Self Compassion is hard and it is very counterintuitive to how we typically operate as humans. Simply put, we’re a negative species. We have a negativity bias that serves us well up until a point. Oftentimes what happens when we face rejection or failure our self criticism kicks in. It can be quite addictive and spark a spiral of very critical self talk and rumination. If we failed it means we did something wrong so let’s beat ourselves up so that we can be better next time. If we get rejected, let’s critique ourselves as to WHY we weren’t enough.
Been there. Done that. It doesn’t work. In fact it makes things infinitely worse.
Especially in sport, there is definitely an attitude that if we fail we need to get back to the drawing board so we can figure out how to...
Here is a common human experience: We have a feeling or emotion. We don’t like it or judge ourselves for said feeling or emotion.
I can’t tell you how many times I have gone through failure and rejection and then beat myself up because I am taking it so hard.
“I shouldn’t be this sad”
“It’s not that big of a deal”
“I should be over this”
“It shouldn’t bother me”
“I should be more positive”
Anybody been there? We place so much judgment on how we think and feel. We are a judging species and although we will never NOT judge we can help ourselves out.
In his book “Wherever You Go There You Are,” Jon Kabat-Zinn describes what it might be like to not judge. “Imagine how it might feel to suspend all your judging and instead to let each moment be just as it is, without attempting to evaluate it as “good” or...
Self Care. What a buzz word these days.
The National Institute of Mental Health (2020) defines self care as “taking the time to do things that help you live well and improve both your physical health and mental health.”
But to me that doesn’t really give us a direction for our self care. What does self care mean?
With COVID especially there has been a shift and A LOT of talk about self care. It’s no surprise that when we are dealing with hard things we NEED to take care of ourselves. In speaking with one of my closest friends last week about what I am going through she mentioned that “we have to have heightened self care when things are tough.”
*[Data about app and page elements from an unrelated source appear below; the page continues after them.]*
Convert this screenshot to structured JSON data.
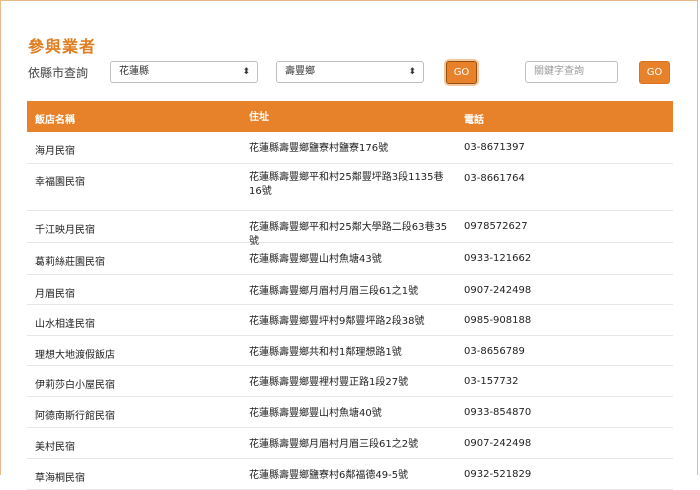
{
  "page": {
    "title": "參與業者",
    "filter_label": "依縣市查詢",
    "county_select": "花蓮縣",
    "township_select": "壽豐鄉",
    "go_button_1": "GO",
    "keyword_placeholder": "關鍵字查詢",
    "go_button_2": "GO"
  },
  "table": {
    "headers": [
      "飯店名稱",
      "住址",
      "電話"
    ],
    "rows": [
      {
        "name": "海月民宿",
        "address": "花蓮縣壽豐鄉鹽寮村鹽寮176號",
        "phone": "03-8671397"
      },
      {
        "name": "幸福園民宿",
        "address": "花蓮縣壽豐鄉平和村25鄰豐坪路3段1135巷16號",
        "phone": "03-8661764"
      },
      {
        "name": "千江映月民宿",
        "address": "花蓮縣壽豐鄉平和村25鄰大學路二段63巷35號",
        "phone": "0978572627"
      },
      {
        "name": "葛莉絲莊園民宿",
        "address": "花蓮縣壽豐鄉豐山村魚塘43號",
        "phone": "0933-121662"
      },
      {
        "name": "月眉民宿",
        "address": "花蓮縣壽豐鄉月眉村月眉三段61之1號",
        "phone": "0907-242498"
      },
      {
        "name": "山水相逢民宿",
        "address": "花蓮縣壽豐鄉豐坪村9鄰豐坪路2段38號",
        "phone": "0985-908188"
      },
      {
        "name": "理想大地渡假飯店",
        "address": "花蓮縣壽豐鄉共和村1鄰理想路1號",
        "phone": "03-8656789"
      },
      {
        "name": "伊莉莎白小屋民宿",
        "address": "花蓮縣壽豐鄉豐裡村豐正路1段27號",
        "phone": "03-157732"
      },
      {
        "name": "阿德南斯行館民宿",
        "address": "花蓮縣壽豐鄉豐山村魚塘40號",
        "phone": "0933-854870"
      },
      {
        "name": "美村民宿",
        "address": "花蓮縣壽豐鄉月眉村月眉三段61之2號",
        "phone": "0907-242498"
      },
      {
        "name": "草海桐民宿",
        "address": "花蓮縣壽豐鄉鹽寮村6鄰福德49-5號",
        "phone": "0932-521829"
      }
    ]
  }
}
Failure and rejection are tough.
But at the same time I feel like we’ve morphed self care into many activities, “acts of love” and pampering that aren’t actually taking care of ourselves. Great example, pouring yourself a glass of wine or making yourself...
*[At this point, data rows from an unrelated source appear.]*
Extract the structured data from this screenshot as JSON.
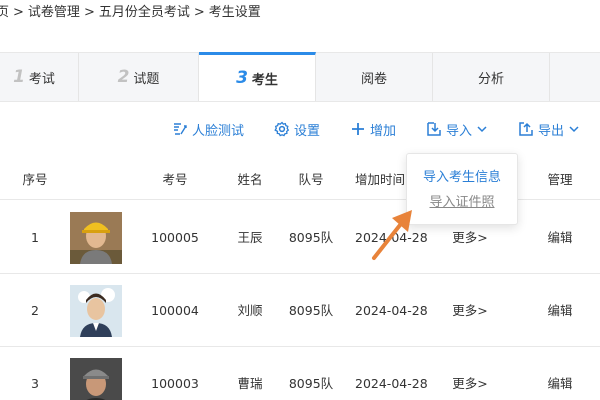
{
  "breadcrumb": [
    "页",
    "试卷管理",
    "五月份全员考试",
    "考生设置"
  ],
  "breadcrumb_sep": ">",
  "tabs": [
    {
      "num": "1",
      "label": "考试"
    },
    {
      "num": "2",
      "label": "试题"
    },
    {
      "num": "3",
      "label": "考生"
    },
    {
      "num": "",
      "label": "阅卷"
    },
    {
      "num": "",
      "label": "分析"
    }
  ],
  "active_tab": 2,
  "toolbar": {
    "face_test": "人脸测试",
    "settings": "设置",
    "add": "增加",
    "import": "导入",
    "export": "导出"
  },
  "dropdown": {
    "import_info": "导入考生信息",
    "import_photo": "导入证件照"
  },
  "table": {
    "headers": [
      "序号",
      "考号",
      "姓名",
      "队号",
      "增加时间",
      "管理"
    ],
    "rows": [
      {
        "index": "1",
        "exam_no": "100005",
        "name": "王辰",
        "team": "8095队",
        "date": "2024-04-28",
        "more": "更多>",
        "edit": "编辑"
      },
      {
        "index": "2",
        "exam_no": "100004",
        "name": "刘顺",
        "team": "8095队",
        "date": "2024-04-28",
        "more": "更多>",
        "edit": "编辑"
      },
      {
        "index": "3",
        "exam_no": "100003",
        "name": "曹瑞",
        "team": "8095队",
        "date": "2024-04-28",
        "more": "更多>",
        "edit": "编辑"
      }
    ]
  },
  "colors": {
    "accent": "#2b8be8",
    "link": "#2b7fd6",
    "arrow": "#e8833a"
  }
}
“If we don’t express our emotions, they pile up like a debt that will eventually come due.”
-Marc Brackett, PHD
Feel all the Feels.
We get clear on WHAT we’re feeling and we accept what we’re feeling but we have to actually do the feeling.
Unfortunately this is where more often than not we have to sit with our emotions and discomfort and allow time to heal. So. Freaking. Hard. But I promise this is THE only way.
Being Well with Dr. Rick Hanson and Forrest Hanson is an incredible podcast that I highly recommend. In a recent episode on navigating failure they described how the sooner we attend to our feelings when we face failure and rejection the better. Why? Because this is what both the mind and the body need. In order to move through and “regulate” our emotions in an efficient way we have to honor them and give ourselves permission to feel however we are feeling. Easier said than done.
“The attempt to escape from pain, is what creates more pain.”
Accept vs Resist.
Let’s start with Resistance to our experience.
As Kristin Neff and Christopher Germer explain in their book The Mindful Self Compassion Workbook (2018) “what we resist, persists.”
What does it mean to resist our experience? We run from our emotions. We don’t like our experience. We deny our experience. We avoid, numb and block out what we actually feel. For me, resistance can look like trying to “rationally” or “logically” explain my way out of a feeling. Oftentimes I find myself adding more things than I can count to my schedule and running on “go go go” mode so that I don’t have TIME to stop and feel. I find myself avoiding being alone because when I am alone that means I actually have to be with myself and my feelings. I get irritated, I’m on edge and I find myself...